Physical Characteristics Of The Athlete 46

Figure 16, c. {See description, page 95.) start with, and by dint of systematic exercise and correct habits of living, this young man has worked his way up through the fifty, sixty, seventy, and eighty per cent classes to a position approximately near the ninety per cent class. The measurements on this line may be reasonably considered to define his normal proportions, whereas the parts remaining on the so-called normal or typical line are the only ones in which he is defective.

The point, then, which is of the greatest significance is, not to see how many of your measurements come in the centre of the chart, but to first endeavor to straighten your own line, wherever it may be, and then carry it forward as near the one hundred per cent line as possible. In other words, endeavor to obtain a symmetrical figure, then strive for a full-orbed and harmonious development of all parts of the body.

By so doing you will help raise the standard of the mean, and assist in determining the exact ratio between the different heights and girths that exists in a fully developed man.

We have seen that excellence in athletics is not incompatible with a fine figure and a superb development. The tendency, however, of all special exercises is to produce special results. The physical characteristics which we have found peculiar to runners, jumpers, oarsmen, etc., have in a measure been acquired by long and arduous practice in these sports. In many cases the special qualifications that make a man a first-class athlete are gifts of nature. Add to this inheritance the prolonged training that tends to cultivate these special powers to the extreme, and we get sometimes a prodigy, but more often a failure.

It would be of interest to know if an inch added to Myers's legs would have made him a greater runner than an inch added to his sitting height; or an inch added to Hanlan's long body would have made him a greater oarsman than an inch added to his relatively short legs. There is certainly a limit beyond which the development of special parts cannot be carried without interfering with the functions of other parts upon which their ability to act effectually depends. This and many other problems of a similar nature can never be decided until an immense amount of data has been collected, and many experiments have been performed. In the meantime we feel prepared to affirm that mankind would be better served by a more general cultivation of athletics than by the cultivation of specialties to an extreme; that the development of athletes themselves would be more complete, and that they would even realize a greater progress in the pursuit of their specialties, if they participated in a greater range of exercises. The runner would find it to his advantage to practise rowing, and to use the gymnasium for the purpose of cultivating the muscles used in forced respiration.
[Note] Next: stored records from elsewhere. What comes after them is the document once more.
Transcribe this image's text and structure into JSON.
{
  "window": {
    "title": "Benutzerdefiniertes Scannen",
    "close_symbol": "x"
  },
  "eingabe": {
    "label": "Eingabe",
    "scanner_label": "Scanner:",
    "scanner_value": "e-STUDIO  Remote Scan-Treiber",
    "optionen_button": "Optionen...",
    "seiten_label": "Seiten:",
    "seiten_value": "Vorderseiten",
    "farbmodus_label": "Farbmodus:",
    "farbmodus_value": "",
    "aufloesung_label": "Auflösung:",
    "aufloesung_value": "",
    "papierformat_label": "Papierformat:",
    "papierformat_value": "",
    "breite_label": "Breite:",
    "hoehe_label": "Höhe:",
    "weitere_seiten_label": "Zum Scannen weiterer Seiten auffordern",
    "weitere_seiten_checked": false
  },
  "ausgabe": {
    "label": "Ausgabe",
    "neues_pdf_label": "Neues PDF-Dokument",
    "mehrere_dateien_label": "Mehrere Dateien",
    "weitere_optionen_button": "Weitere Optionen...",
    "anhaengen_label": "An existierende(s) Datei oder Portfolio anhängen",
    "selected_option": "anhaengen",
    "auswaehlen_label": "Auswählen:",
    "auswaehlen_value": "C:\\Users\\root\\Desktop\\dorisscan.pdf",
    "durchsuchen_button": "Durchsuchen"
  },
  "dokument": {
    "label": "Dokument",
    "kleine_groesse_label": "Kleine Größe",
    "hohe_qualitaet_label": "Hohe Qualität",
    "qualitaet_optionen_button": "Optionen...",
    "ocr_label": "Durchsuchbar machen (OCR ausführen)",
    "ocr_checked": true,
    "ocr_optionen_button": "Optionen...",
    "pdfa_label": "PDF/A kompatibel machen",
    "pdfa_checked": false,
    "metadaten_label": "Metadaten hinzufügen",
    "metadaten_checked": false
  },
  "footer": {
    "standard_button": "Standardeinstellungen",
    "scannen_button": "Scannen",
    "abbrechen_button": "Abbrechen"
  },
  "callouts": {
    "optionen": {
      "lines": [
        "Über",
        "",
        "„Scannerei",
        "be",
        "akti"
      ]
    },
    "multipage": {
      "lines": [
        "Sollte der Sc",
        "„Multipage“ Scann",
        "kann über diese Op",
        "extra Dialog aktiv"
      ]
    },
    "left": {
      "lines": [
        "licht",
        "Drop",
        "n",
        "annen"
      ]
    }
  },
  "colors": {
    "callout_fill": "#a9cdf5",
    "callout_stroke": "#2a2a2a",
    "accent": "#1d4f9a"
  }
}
The oarsman would add greatly to his breathing capacity by long-distance running, and acquire dash and vim through foot-ball and lawn tennis. The jumper could add to his agility by frequent trials at short-distance running and occasional spins on the bicycle. The gymnast would be likely to add to the permanency of his development, and improve his constitutional vigor, by indulging more freely in out-of-door sports.

Physical Characteristics Of The Athlete 47

Figs. 15 ..................

Chart VII., Plotted from Figs. 14, 15, and 16.

And so on through all the range of specialties. Let the active learn something from the strong, and the strong take lessons from the active, while both acquire the great secret of enduring. When our athletes shall have learned the full value of indirect training, we shall not only have greater athletic performances, but better specimens of physical manhood.

In conclusion, let it be said, whatever may be the physical qualifications of the athlete, in his achievements he will fall short of success without a well-developed nervous system, and the possession of that almost sublime quality in man, courage. As a means of developing such qualities, added to those of coolness, presence of mind, and the rapid and responsible exercise of judgment under trying circumstances, which are so desirable in the "battle of life," athletics should be kept from degenerating into the bad associations that often accompany professionalism, and be elevated to a high plane by the lovers of manly sport.